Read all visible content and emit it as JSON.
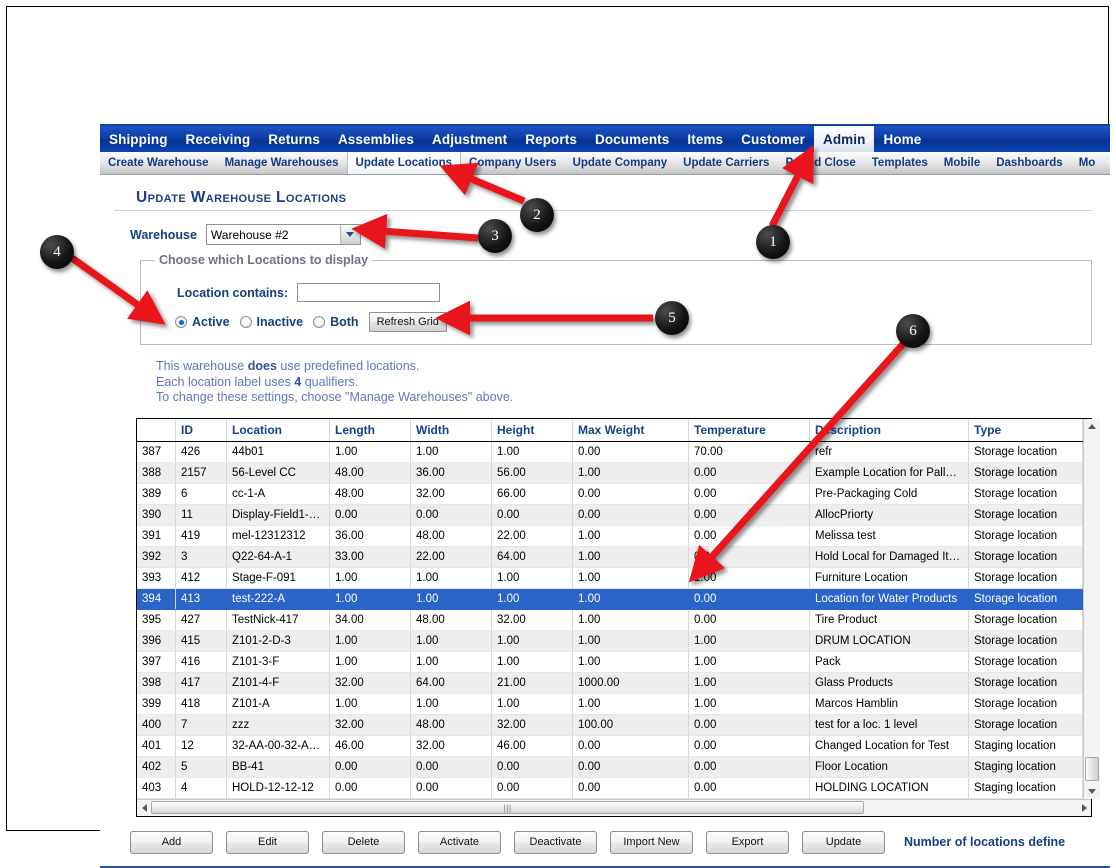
{
  "app": {
    "title": "Update Warehouse Locations"
  },
  "menu_top": {
    "items": [
      {
        "label": "Shipping",
        "active": false
      },
      {
        "label": "Receiving",
        "active": false
      },
      {
        "label": "Returns",
        "active": false
      },
      {
        "label": "Assemblies",
        "active": false
      },
      {
        "label": "Adjustment",
        "active": false
      },
      {
        "label": "Reports",
        "active": false
      },
      {
        "label": "Documents",
        "active": false
      },
      {
        "label": "Items",
        "active": false
      },
      {
        "label": "Customer",
        "active": false
      },
      {
        "label": "Admin",
        "active": true
      },
      {
        "label": "Home",
        "active": false
      }
    ]
  },
  "menu_sub": {
    "items": [
      {
        "label": "Create Warehouse",
        "active": false
      },
      {
        "label": "Manage Warehouses",
        "active": false
      },
      {
        "label": "Update Locations",
        "active": true
      },
      {
        "label": "Company Users",
        "active": false
      },
      {
        "label": "Update Company",
        "active": false
      },
      {
        "label": "Update Carriers",
        "active": false
      },
      {
        "label": "Period Close",
        "active": false
      },
      {
        "label": "Templates",
        "active": false
      },
      {
        "label": "Mobile",
        "active": false
      },
      {
        "label": "Dashboards",
        "active": false
      },
      {
        "label": "Mo",
        "active": false
      }
    ]
  },
  "warehouse": {
    "label": "Warehouse",
    "selected": "Warehouse #2"
  },
  "filter": {
    "legend": "Choose which Locations to display",
    "contains_label": "Location contains:",
    "contains_value": "",
    "contains_placeholder": "",
    "radio_active": "Active",
    "radio_inactive": "Inactive",
    "radio_both": "Both",
    "selected_radio": "Active",
    "refresh_label": "Refresh Grid"
  },
  "info": {
    "line1_a": "This warehouse ",
    "line1_b": "does",
    "line1_c": " use predefined locations.",
    "line2_a": "Each location label uses ",
    "line2_b": "4",
    "line2_c": " qualifiers.",
    "line3": "To change these settings, choose \"Manage Warehouses\" above."
  },
  "grid": {
    "columns": [
      "",
      "ID",
      "Location",
      "Length",
      "Width",
      "Height",
      "Max Weight",
      "Temperature",
      "Description",
      "Type"
    ],
    "selected_row_index": 7,
    "rows": [
      {
        "num": "387",
        "id": "426",
        "location": "44b01",
        "length": "1.00",
        "width": "1.00",
        "height": "1.00",
        "max_weight": "0.00",
        "temperature": "70.00",
        "description": "refr",
        "type": "Storage location"
      },
      {
        "num": "388",
        "id": "2157",
        "location": "56-Level CC",
        "length": "48.00",
        "width": "36.00",
        "height": "56.00",
        "max_weight": "1.00",
        "temperature": "0.00",
        "description": "Example Location for Pallet ...",
        "type": "Storage location"
      },
      {
        "num": "389",
        "id": "6",
        "location": "cc-1-A",
        "length": "48.00",
        "width": "32.00",
        "height": "66.00",
        "max_weight": "0.00",
        "temperature": "0.00",
        "description": "Pre-Packaging Cold",
        "type": "Storage location"
      },
      {
        "num": "390",
        "id": "11",
        "location": "Display-Field1-Fi…",
        "length": "0.00",
        "width": "0.00",
        "height": "0.00",
        "max_weight": "0.00",
        "temperature": "0.00",
        "description": "AllocPriorty",
        "type": "Storage location"
      },
      {
        "num": "391",
        "id": "419",
        "location": "mel-12312312",
        "length": "36.00",
        "width": "48.00",
        "height": "22.00",
        "max_weight": "1.00",
        "temperature": "0.00",
        "description": "Melissa test",
        "type": "Storage location"
      },
      {
        "num": "392",
        "id": "3",
        "location": "Q22-64-A-1",
        "length": "33.00",
        "width": "22.00",
        "height": "64.00",
        "max_weight": "1.00",
        "temperature": "0.00",
        "description": "Hold Local for Damaged Ite…",
        "type": "Storage location"
      },
      {
        "num": "393",
        "id": "412",
        "location": "Stage-F-091",
        "length": "1.00",
        "width": "1.00",
        "height": "1.00",
        "max_weight": "1.00",
        "temperature": "1.00",
        "description": "Furniture Location",
        "type": "Storage location"
      },
      {
        "num": "394",
        "id": "413",
        "location": "test-222-A",
        "length": "1.00",
        "width": "1.00",
        "height": "1.00",
        "max_weight": "1.00",
        "temperature": "0.00",
        "description": "Location for Water Products",
        "type": "Storage location"
      },
      {
        "num": "395",
        "id": "427",
        "location": "TestNick-417",
        "length": "34.00",
        "width": "48.00",
        "height": "32.00",
        "max_weight": "1.00",
        "temperature": "0.00",
        "description": "Tire Product",
        "type": "Storage location"
      },
      {
        "num": "396",
        "id": "415",
        "location": "Z101-2-D-3",
        "length": "1.00",
        "width": "1.00",
        "height": "1.00",
        "max_weight": "1.00",
        "temperature": "1.00",
        "description": "DRUM LOCATION",
        "type": "Storage location"
      },
      {
        "num": "397",
        "id": "416",
        "location": "Z101-3-F",
        "length": "1.00",
        "width": "1.00",
        "height": "1.00",
        "max_weight": "1.00",
        "temperature": "1.00",
        "description": "Pack",
        "type": "Storage location"
      },
      {
        "num": "398",
        "id": "417",
        "location": "Z101-4-F",
        "length": "32.00",
        "width": "64.00",
        "height": "21.00",
        "max_weight": "1000.00",
        "temperature": "1.00",
        "description": "Glass Products",
        "type": "Storage location"
      },
      {
        "num": "399",
        "id": "418",
        "location": "Z101-A",
        "length": "1.00",
        "width": "1.00",
        "height": "1.00",
        "max_weight": "1.00",
        "temperature": "1.00",
        "description": "Marcos Hamblin",
        "type": "Storage location"
      },
      {
        "num": "400",
        "id": "7",
        "location": "zzz",
        "length": "32.00",
        "width": "48.00",
        "height": "32.00",
        "max_weight": "100.00",
        "temperature": "0.00",
        "description": "test for a loc. 1 level",
        "type": "Storage location"
      },
      {
        "num": "401",
        "id": "12",
        "location": "32-AA-00-32-AA…",
        "length": "46.00",
        "width": "32.00",
        "height": "46.00",
        "max_weight": "0.00",
        "temperature": "0.00",
        "description": "Changed Location for Test",
        "type": "Staging location"
      },
      {
        "num": "402",
        "id": "5",
        "location": "BB-41",
        "length": "0.00",
        "width": "0.00",
        "height": "0.00",
        "max_weight": "0.00",
        "temperature": "0.00",
        "description": "Floor Location",
        "type": "Staging location"
      },
      {
        "num": "403",
        "id": "4",
        "location": "HOLD-12-12-12",
        "length": "0.00",
        "width": "0.00",
        "height": "0.00",
        "max_weight": "0.00",
        "temperature": "0.00",
        "description": "HOLDING LOCATION",
        "type": "Staging location"
      }
    ]
  },
  "actions": {
    "buttons": [
      "Add",
      "Edit",
      "Delete",
      "Activate",
      "Deactivate",
      "Import New",
      "Export",
      "Update"
    ],
    "count_text": "Number of locations define"
  },
  "callouts": [
    {
      "number": "1"
    },
    {
      "number": "2"
    },
    {
      "number": "3"
    },
    {
      "number": "4"
    },
    {
      "number": "5"
    },
    {
      "number": "6"
    }
  ],
  "colors": {
    "menu_blue": "#0b3da8",
    "link_blue": "#123a86",
    "selection_blue": "#2a64c8",
    "callout_red": "#e8151a",
    "info_text": "#5b77bd"
  }
}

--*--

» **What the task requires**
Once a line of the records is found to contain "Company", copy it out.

» **Output**
        "label": "Company Users",
        "label": "Update Company",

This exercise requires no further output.